An organism regulates its internal environment in such a way as to maintain a stable and constant state.
Living organisms consume and transform energy.
Biologists study the most diverse areas of life.
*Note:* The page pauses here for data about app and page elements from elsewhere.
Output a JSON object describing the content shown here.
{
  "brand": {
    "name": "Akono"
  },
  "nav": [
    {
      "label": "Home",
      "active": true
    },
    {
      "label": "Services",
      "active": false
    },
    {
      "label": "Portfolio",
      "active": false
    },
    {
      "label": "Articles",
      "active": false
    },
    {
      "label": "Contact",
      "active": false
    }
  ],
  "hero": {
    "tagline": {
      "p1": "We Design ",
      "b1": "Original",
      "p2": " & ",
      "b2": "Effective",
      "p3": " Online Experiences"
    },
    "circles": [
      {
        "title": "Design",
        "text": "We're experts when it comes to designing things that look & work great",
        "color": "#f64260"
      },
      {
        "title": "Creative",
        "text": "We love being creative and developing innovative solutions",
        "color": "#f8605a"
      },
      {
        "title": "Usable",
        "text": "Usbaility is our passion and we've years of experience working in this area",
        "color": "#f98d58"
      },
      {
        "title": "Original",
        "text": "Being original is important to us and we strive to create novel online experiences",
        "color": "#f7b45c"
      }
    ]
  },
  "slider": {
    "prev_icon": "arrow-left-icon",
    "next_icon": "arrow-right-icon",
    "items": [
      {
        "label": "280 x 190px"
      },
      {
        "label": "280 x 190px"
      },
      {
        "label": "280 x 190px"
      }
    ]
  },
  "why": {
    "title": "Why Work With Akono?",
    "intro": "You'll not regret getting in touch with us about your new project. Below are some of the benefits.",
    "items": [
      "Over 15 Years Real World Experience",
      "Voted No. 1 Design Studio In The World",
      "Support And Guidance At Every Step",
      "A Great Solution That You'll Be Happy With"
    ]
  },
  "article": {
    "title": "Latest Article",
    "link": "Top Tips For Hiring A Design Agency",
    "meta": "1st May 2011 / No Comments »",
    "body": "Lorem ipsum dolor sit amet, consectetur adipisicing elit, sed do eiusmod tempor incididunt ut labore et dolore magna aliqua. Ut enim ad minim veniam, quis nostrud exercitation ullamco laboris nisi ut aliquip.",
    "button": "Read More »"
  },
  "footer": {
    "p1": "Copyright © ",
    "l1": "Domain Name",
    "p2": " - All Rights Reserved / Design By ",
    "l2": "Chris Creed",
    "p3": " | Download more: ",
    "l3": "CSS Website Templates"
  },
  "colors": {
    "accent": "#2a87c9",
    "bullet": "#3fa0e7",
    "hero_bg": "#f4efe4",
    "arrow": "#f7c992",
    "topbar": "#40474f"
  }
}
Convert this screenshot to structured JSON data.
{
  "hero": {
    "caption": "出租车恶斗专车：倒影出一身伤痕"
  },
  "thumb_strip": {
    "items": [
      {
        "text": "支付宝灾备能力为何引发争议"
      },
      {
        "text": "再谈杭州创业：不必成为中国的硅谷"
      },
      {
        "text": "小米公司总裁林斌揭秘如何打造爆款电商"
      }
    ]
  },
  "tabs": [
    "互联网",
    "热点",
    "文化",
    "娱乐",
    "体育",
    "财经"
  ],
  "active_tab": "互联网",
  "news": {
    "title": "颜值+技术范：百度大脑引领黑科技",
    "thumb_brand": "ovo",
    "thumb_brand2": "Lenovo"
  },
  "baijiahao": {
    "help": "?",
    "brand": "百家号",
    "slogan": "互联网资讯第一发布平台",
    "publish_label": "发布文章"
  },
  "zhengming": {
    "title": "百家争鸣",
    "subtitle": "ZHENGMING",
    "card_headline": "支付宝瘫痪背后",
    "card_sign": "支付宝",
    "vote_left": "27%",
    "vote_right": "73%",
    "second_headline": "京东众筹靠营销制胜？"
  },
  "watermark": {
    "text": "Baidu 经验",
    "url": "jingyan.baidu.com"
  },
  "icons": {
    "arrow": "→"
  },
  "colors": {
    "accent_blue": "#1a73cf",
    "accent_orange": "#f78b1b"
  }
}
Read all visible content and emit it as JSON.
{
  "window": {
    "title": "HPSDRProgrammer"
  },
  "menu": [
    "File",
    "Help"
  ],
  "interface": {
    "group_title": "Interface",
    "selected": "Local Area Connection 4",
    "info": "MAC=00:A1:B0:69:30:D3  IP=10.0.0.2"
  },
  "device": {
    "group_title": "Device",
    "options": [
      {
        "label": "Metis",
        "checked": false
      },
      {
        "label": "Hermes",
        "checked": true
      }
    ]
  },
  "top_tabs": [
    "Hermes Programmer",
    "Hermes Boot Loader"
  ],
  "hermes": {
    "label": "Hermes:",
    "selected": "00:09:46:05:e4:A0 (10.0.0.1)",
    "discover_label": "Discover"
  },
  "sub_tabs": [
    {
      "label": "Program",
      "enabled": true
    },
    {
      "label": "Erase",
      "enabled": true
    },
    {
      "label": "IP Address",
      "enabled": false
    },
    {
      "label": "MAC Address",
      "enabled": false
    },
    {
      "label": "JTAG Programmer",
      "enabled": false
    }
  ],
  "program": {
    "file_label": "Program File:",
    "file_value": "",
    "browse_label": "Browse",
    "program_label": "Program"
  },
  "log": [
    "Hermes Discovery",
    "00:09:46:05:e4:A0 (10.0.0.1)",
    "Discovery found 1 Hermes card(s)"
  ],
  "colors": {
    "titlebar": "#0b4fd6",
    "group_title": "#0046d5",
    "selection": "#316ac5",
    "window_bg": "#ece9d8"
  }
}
It is customary to summarize the major disciplines of a comparative nature that examine the characteristics common to all living beings under the name of general biology (or biologia generalis, probiology) (e.g. evolutionary biology, genetics, ecology, ethology); and the biological disciplines that study specific types of organisms that are still alive today are called biontology or biologia universalis (for example, zoology, entomology, anthropology, botany, anatomy, virology, etc.). Biontology, which deals with living systems today, can study individual organisms (this is individual biology or idiobiology), but it can examine organizations above individuals that are organized from individuals (this is the subject of supra-individual or primordial biology). The world of living creatures that are no longer alive, but once lived, is researched by the sciences of paleontology (paleontology). Therefore, many people believe that "biology" is not a natural science, but a set of natural sciences dealing with living things.
In another type of grouping, the individual disciplines are grouped according to how deeply we trace the biological laws back to the level of some elementary and even more elementary forms of matter:
the atomic and molecular level is dealt with by molecular biology, biochemistry, biophysics, genomics, proteomics, but a molecular approach and examination at this level is possible for all biological sciences.
the functioning of cells is studied by cell biology.
the relationship system of the cooperation of several cells is researched by histology, organology and organization, while the functions are studied by physiology (physiology).
genetics deals with heredity, heritable variability and thus the ultimate source of diversity in organisms; genomics analyzes the functions of the entire genome simultaneously.
developmental biology studies the processes and mechanisms by which organisms arise, grow, develop until their death and age in the process.
taxonomy deals with the diversity of species and their systematization, while evolutionary biology investigates the creation of diversity and its unfolding in earth history, and within this, phylogenetics and genealogy deals with the kinship descent of individual groups of organisms.
the internal structure of each species is examined by anatomy, the behavior of animals by ethology, while that of humans is examined by psychology and human ethology.
supra-individual biology deals with the effects between organisms and the interaction between organisms and their environment